The advantage of creating a mind map for this activity is that it gives you a clear picture of the content that is available to develop your eLearning course. You can also analyze to see if this content would be enough or if you need to gather additional content from subject matter experts.

Taking some time to create this mind map can speed up eLearning development, as you won’t run into any hiccups while storyboarding. This way you also ensure you have all the relevant content in place, which is again an important factor for effective learning.

2. Mind Maps in eLearning Can Help You Brainstorm the Instructional Strategy

One major use of a mind map is in brainstorming. You could try using a mind map to brainstorm the instructional strategy you plan to use. At the center is your performance-based learning objective. You can have topics radiating as branches. List the sub-topics and enabling objectives under this. Now list strategies and the formats that can be used to teach each topic.

Doing this can speed up eLearning development as you can:

  • Finalize the structure of your eLearning course
  • Brainstorm and pick the most effective instructional strategy
  • Sequence topics for more effective learning
  • Determine the media elements that can aid effective content presentation

3. Mind Maps in eLearning can Present an Overview of the Course

Use a mind map to present the course overview to learners. Follow the same radial pattern where you have the name of the training program in the center surrounded by the topics covered in the course and the summative assessment. Each topic further branches into sub-topics and formative assessments.

According to Tony Buzan and Barry Buzan in The Mind Map Book: How to Use Radiant Thinking to Maximize Your Brain’s Untapped Potential (New York: Plume, 1993), compared to the linear way of presenting information, mind maps harness the way the brain works. Also, the colors, images, and non-linear branches used in a mind map activate the brain resulting in an engaging, effective learning experience.

4. Mind Maps in eLearning to Plan for Assessments

Assessments in eLearning, both formative and summative have an important role to play. Creating a mind map for an eLearning assessment ensures you do not miss out on important details. For instance, when you are designing an assessment for an eLearning course, you have to decide:

  • The type of question (multiple choice, drag and drop etc., in formative assessment)
  • The question stem
  • The distractors
  • Feedback for the chosen answer (both correct and incorrect options)
  • Number of attempts to be allowed
  • Randomization of questions (applicable in summative assessment)

You can capture all this in a mind map and that makes it easy to develop the assessments for your eLearning course.

5. Mind Maps in eLearning Aid Information Recall and Retention

Mind maps in eLearning can be used to summarize learning at the end of each module or at the end of the course, depending on the complexity of content. The advantage of using a mind map to summarize your eLearning course is that information is broken down into small, chunks. The mind map makes it easier to recall the information covered in the course.

Take a look at this mind map that summarizes the steps to create a mind map.

Mind map to summarize content

Source credit:
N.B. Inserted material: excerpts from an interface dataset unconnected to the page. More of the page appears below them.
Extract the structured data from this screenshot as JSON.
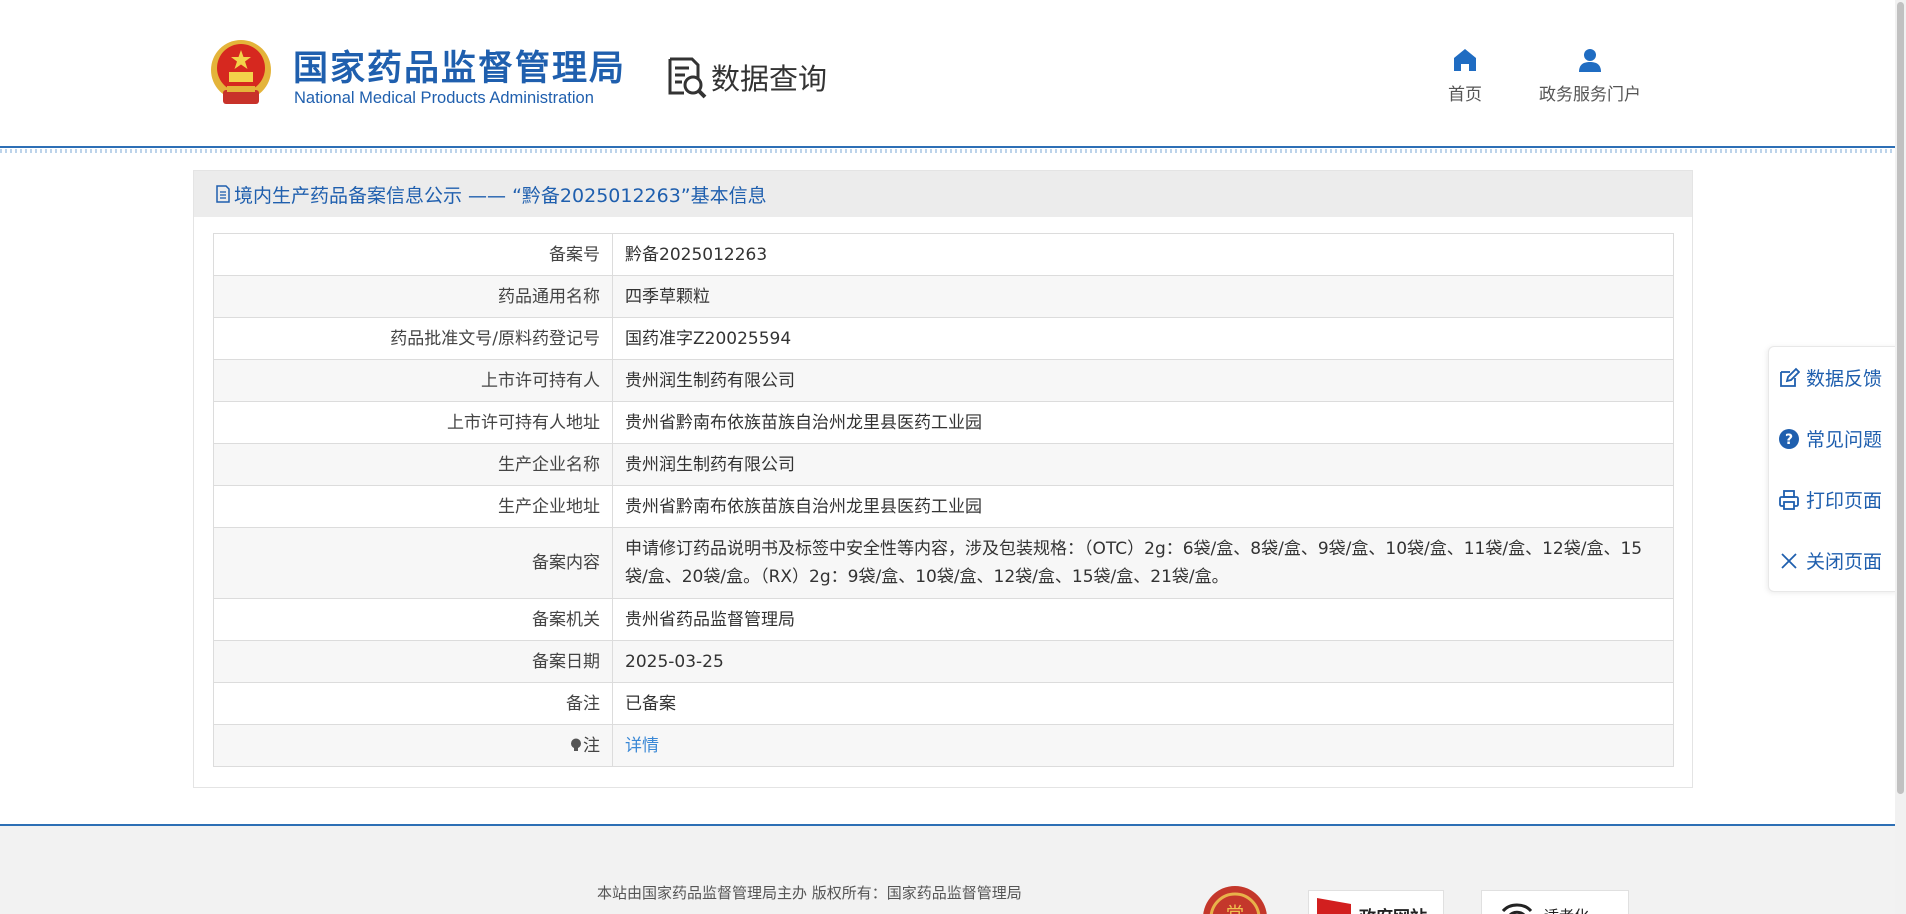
{
  "header": {
    "logo_cn": "国家药品监督管理局",
    "logo_en": "National Medical Products Administration",
    "query_label": "数据查询",
    "nav": {
      "home_label": "首页",
      "portal_label": "政务服务门户"
    }
  },
  "panel": {
    "title": "境内生产药品备案信息公示 —— “黔备2025012263”基本信息"
  },
  "record": {
    "rows": [
      {
        "label": "备案号",
        "value": "黔备2025012263"
      },
      {
        "label": "药品通用名称",
        "value": "四季草颗粒"
      },
      {
        "label": "药品批准文号/原料药登记号",
        "value": "国药准字Z20025594"
      },
      {
        "label": "上市许可持有人",
        "value": "贵州润生制药有限公司"
      },
      {
        "label": "上市许可持有人地址",
        "value": "贵州省黔南布依族苗族自治州龙里县医药工业园"
      },
      {
        "label": "生产企业名称",
        "value": "贵州润生制药有限公司"
      },
      {
        "label": "生产企业地址",
        "value": "贵州省黔南布依族苗族自治州龙里县医药工业园"
      },
      {
        "label": "备案内容",
        "value": "申请修订药品说明书及标签中安全性等内容，涉及包装规格：（OTC）2g：6袋/盒、8袋/盒、9袋/盒、10袋/盒、11袋/盒、12袋/盒、15袋/盒、20袋/盒。（RX）2g：9袋/盒、10袋/盒、12袋/盒、15袋/盒、21袋/盒。"
      },
      {
        "label": "备案机关",
        "value": "贵州省药品监督管理局"
      },
      {
        "label": "备案日期",
        "value": "2025-03-25"
      },
      {
        "label": "备注",
        "value": "已备案"
      },
      {
        "label": "注",
        "value": "详情"
      }
    ]
  },
  "float_bar": {
    "feedback": "数据反馈",
    "faq": "常见问题",
    "print": "打印页面",
    "close": "关闭页面"
  },
  "footer": {
    "text": "本站由国家药品监督管理局主办 版权所有：国家药品监督管理局",
    "gov_badge": "政府网站",
    "aging_badge": "适老化"
  },
  "colors": {
    "brand_blue": "#1f5fae",
    "link_blue": "#3a88d6",
    "header_border": "#2d6fb5"
  }
}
A learner who has gone through the steps to create a mind map gets a quick summary that instantly facilitates recall of information and thereby retention.

There is no right or wrong way to design mind maps in eLearning. What matters is that you capture all the information required to complete a particular task in eLearning development. Not just eLearning, mind maps can be applied in other training methodologies too, be it classroom, flipped learning, or blended learning.

You can choose to create a mind map on paper or use an online tool to create one. Designing and applying mind maps in eLearning can seem tricky at first, but once you begin applying it, you might be able to come up with quick solutions to enhance eLearning development.

The State of Learning: 2023 and Beyond